== PROBLEM STATEMENT ==
Once the pictures have been set aside, copy every remaining entry exactly.

Data about app and page elements:
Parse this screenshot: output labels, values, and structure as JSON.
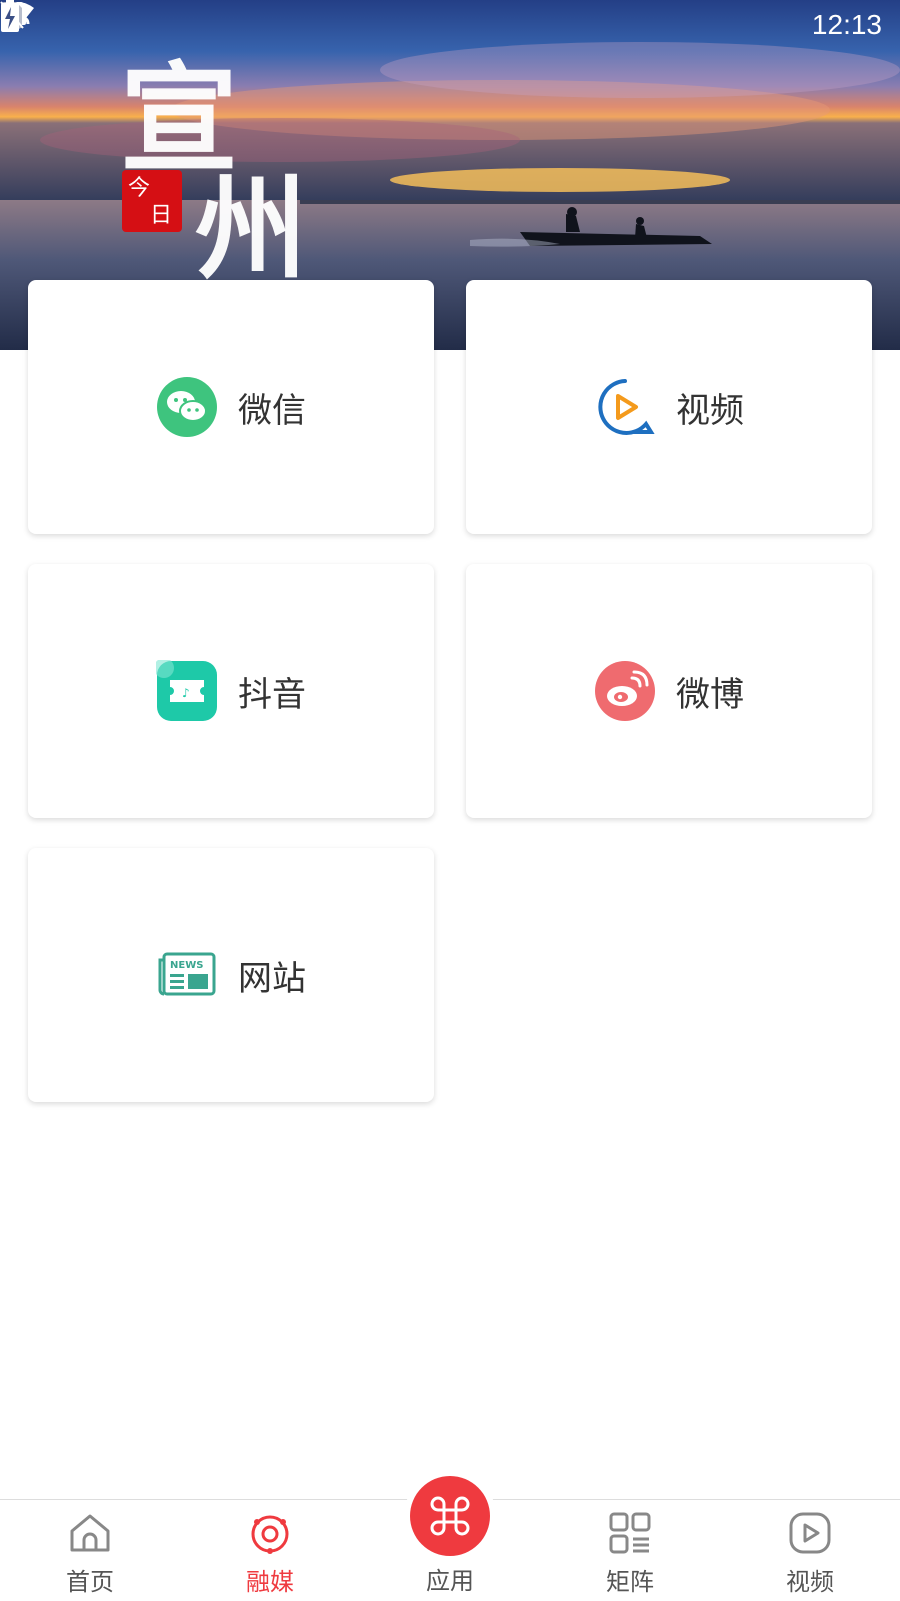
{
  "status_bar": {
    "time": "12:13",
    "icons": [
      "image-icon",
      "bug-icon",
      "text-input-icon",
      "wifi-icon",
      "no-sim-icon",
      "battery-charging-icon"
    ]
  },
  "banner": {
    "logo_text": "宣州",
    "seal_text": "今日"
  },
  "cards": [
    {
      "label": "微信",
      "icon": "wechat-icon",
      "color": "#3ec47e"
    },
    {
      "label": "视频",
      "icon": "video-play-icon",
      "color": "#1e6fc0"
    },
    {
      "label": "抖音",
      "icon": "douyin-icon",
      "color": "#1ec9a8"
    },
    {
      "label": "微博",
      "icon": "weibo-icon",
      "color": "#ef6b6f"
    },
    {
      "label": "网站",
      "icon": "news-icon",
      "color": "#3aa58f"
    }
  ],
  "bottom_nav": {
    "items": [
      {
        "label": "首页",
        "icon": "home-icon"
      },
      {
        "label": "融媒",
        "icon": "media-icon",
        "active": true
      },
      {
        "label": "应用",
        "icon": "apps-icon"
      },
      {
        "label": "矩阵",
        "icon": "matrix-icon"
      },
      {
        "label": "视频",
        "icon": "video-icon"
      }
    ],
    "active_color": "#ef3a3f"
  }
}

== OUTPUT OF THE EXERCISE ==
Parse this screenshot: output labels, values, and structure as JSON.
{
  "status_bar": {
    "time": "12:13",
    "icons": [
      "image-icon",
      "bug-icon",
      "text-input-icon",
      "wifi-icon",
      "no-sim-icon",
      "battery-charging-icon"
    ]
  },
  "banner": {
    "logo_text": "宣州",
    "seal_text": "今日"
  },
  "cards": [
    {
      "label": "微信",
      "icon": "wechat-icon",
      "color": "#3ec47e"
    },
    {
      "label": "视频",
      "icon": "video-play-icon",
      "color": "#1e6fc0"
    },
    {
      "label": "抖音",
      "icon": "douyin-icon",
      "color": "#1ec9a8"
    },
    {
      "label": "微博",
      "icon": "weibo-icon",
      "color": "#ef6b6f"
    },
    {
      "label": "网站",
      "icon": "news-icon",
      "color": "#3aa58f"
    }
  ],
  "bottom_nav": {
    "items": [
      {
        "label": "首页",
        "icon": "home-icon"
      },
      {
        "label": "融媒",
        "icon": "media-icon",
        "active": true
      },
      {
        "label": "应用",
        "icon": "apps-icon"
      },
      {
        "label": "矩阵",
        "icon": "matrix-icon"
      },
      {
        "label": "视频",
        "icon": "video-icon"
      }
    ],
    "active_color": "#ef3a3f"
  }
}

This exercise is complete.